▶ Task prompt:
The expected output is the data below, restated word for word.

▶ Source material:
*** Block opens ***
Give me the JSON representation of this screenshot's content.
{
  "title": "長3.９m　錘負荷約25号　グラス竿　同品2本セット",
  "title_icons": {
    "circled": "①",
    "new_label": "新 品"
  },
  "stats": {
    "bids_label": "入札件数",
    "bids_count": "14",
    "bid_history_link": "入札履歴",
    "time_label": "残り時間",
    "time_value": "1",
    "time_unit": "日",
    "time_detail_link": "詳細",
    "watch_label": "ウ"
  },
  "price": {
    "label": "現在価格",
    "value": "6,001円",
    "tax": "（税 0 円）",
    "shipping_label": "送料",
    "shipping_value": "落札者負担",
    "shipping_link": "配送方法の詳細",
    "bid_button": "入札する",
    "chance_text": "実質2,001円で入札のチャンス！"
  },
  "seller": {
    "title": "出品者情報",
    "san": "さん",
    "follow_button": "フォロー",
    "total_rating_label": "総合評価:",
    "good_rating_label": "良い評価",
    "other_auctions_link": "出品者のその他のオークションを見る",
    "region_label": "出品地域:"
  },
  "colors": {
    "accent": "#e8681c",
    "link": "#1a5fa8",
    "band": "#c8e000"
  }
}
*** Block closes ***
▶ Task solution:
Give me the JSON representation of this screenshot's content.
{
  "title": "長3.９m　錘負荷約25号　グラス竿　同品2本セット",
  "title_icons": {
    "circled": "①",
    "new_label": "新 品"
  },
  "stats": {
    "bids_label": "入札件数",
    "bids_count": "14",
    "bid_history_link": "入札履歴",
    "time_label": "残り時間",
    "time_value": "1",
    "time_unit": "日",
    "time_detail_link": "詳細",
    "watch_label": "ウ"
  },
  "price": {
    "label": "現在価格",
    "value": "6,001円",
    "tax": "（税 0 円）",
    "shipping_label": "送料",
    "shipping_value": "落札者負担",
    "shipping_link": "配送方法の詳細",
    "bid_button": "入札する",
    "chance_text": "実質2,001円で入札のチャンス！"
  },
  "seller": {
    "title": "出品者情報",
    "san": "さん",
    "follow_button": "フォロー",
    "total_rating_label": "総合評価:",
    "good_rating_label": "良い評価",
    "other_auctions_link": "出品者のその他のオークションを見る",
    "region_label": "出品地域:"
  },
  "colors": {
    "accent": "#e8681c",
    "link": "#1a5fa8",
    "band": "#c8e000"
  }
}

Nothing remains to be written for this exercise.